Some Texas Lawmakers Oppose Changing Religious Objection Law

Texas lawmakers and top business leaders vowed Tuesday to kill two proposed constitutional amendments they say will promote anti-gay discrimination and could lead to backlash similar to recent reactions in Indiana and Arkansas.

Opponents say the proposals, sponsored by Republicans Rep. Matt Krause and Sen. Donna Campbell, would morph the business-friendly Lone Star State into a costly state for corporations and negatively affect tourism.

Texas' Religious Freedom Restoration Act of 1999 allows a Texas resident to sue state and local governments if he or she feels that a government entity is burdening their religious beliefs or practices. Lauded as "carefully crafted" by gay rights advocates, the act explicitly states it cannot be used to undermine federal or state civil rights or take precedence over local ordinances.

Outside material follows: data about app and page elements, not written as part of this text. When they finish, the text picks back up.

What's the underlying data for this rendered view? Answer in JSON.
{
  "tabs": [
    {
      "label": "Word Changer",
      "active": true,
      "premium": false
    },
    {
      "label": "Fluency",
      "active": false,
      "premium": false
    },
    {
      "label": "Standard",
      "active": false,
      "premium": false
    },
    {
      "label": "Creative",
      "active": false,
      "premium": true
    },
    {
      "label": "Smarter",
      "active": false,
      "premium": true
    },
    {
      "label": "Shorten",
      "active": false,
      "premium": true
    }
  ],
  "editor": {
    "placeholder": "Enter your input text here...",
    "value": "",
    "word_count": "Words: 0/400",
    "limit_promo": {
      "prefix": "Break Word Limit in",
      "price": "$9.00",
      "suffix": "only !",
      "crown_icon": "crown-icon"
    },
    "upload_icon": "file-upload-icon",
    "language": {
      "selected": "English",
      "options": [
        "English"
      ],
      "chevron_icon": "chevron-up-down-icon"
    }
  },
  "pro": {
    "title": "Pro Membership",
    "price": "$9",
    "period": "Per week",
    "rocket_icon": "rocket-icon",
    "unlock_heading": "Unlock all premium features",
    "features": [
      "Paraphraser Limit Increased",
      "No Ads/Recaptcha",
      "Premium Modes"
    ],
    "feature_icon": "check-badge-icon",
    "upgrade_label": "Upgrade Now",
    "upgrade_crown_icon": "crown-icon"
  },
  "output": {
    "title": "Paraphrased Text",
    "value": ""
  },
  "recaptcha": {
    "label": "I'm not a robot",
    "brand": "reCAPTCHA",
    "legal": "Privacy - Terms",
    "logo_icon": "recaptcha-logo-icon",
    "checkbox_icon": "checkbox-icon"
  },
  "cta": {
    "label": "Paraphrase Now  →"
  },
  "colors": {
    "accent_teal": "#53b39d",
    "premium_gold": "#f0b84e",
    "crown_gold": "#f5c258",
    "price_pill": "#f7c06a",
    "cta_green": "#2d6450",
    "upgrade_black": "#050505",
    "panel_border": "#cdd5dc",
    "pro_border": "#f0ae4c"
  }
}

The proposed amendments do not explicitly say the law can't be used to justify discrimination based on sexual orientation, mirroring the original language of the laws passed recently in Indiana and Arkansas that sparked boycotts and strong opposition. Those states' Republican-controlled legislatures both revised their laws last week.

Krause said his proposed amendment would give constitutional strength to Texas' law. It would also trump local laws, including cities' nondiscrimination ordinances already in place, such as Houston, Dallas, Austin and San Antonio.

Dozens of states have similar religious freedom laws, largely modeled after a federal law enacted in 1993 with broad bipartisan support. Texas is one of 29 states that have no protections for gays and lesbians in nondiscrimination laws. Similar debates are going on in other statehouses, as Republican governors in Michigan and North Dakota are urging lawmakers to extend anti-discrimination protections for gays.

Flanked by Democratic lawmakers at a news conference, Texas Association of Business' Chief Executive Officer Bill Hammond called the GOP-backed measures "misguided legislation."

Dallas Democratic Rep. Rafael Anchia said that, like in Indiana and Arkansas, people in Texas are concerned about the economy. He added a bipartisan group of legislators "will stop this thing in the House."

Krause said he's still confident in his proposal. He said the amendments wouldn't change the protections already in the act. "Our system's worked well for 16 years," he said Tuesday.

But others fear that's not the case.

Under current law, a governmental entity facing a civil rights lawsuit cannot use religious liberty as a defense, according to Rebecca Robertson, legal and policy director of the American Civil Liberties Union of Texas.

"The constitutional amendments would sweep away that language," Robertson said.

Texas Attorney General Ken Paxton spoke to the Liberty Institute in North Texas on Tuesday, and part of his speech was about religious freedom. Paxton said he believes you should not be forced to do something you don't believe in.

“What we are mostly trying to guard against is just protecting peoples' religious expression. So if a cakemaker, like happened in Oregon, didn’t want to go to a same-sex wedding and serve a cake they ought to have to have the freedom to do that, just like someone who is Jewish shouldn’t have to serve someone who denies the Holocaust,” said Paxton.

When asked if a gay couple went to a restaurant and somebody there didn’t want to serve them, Paxton offered the following response.

“I don’t think that is what any of those laws do. It is about personal religious expression and whether you are going to be forced to personally be involved in something you don’t believe in. And I don’t think, no matter what your religion, you should be forced to do that. And that is what the First Amendment has always been about,” said Paxton.

If the amendments clear committees -- neither proposal is set for a hearing yet -- they would require approval by two-thirds of the Legislature and the governor. Finally, they would face approval from Texas voters.

Kathy Miller, president of the advocacy group Texas Freedom Network, said the amendments are dangerous, but 18 other bills would open the door for even more discrimination. Some proposals target local nondiscrimination ordinances, while others would prohibit ax dollars from being used to license, register or recognize same-sex marriage licenses.

"They go further than the irresponsible bills that sparked the backlash in Indiana and Arkansas," she said. "These bills are bad for Texas."

NBC 5's Julie Fine contributed to this report.

Copyright AP - Associated Press
Contact Us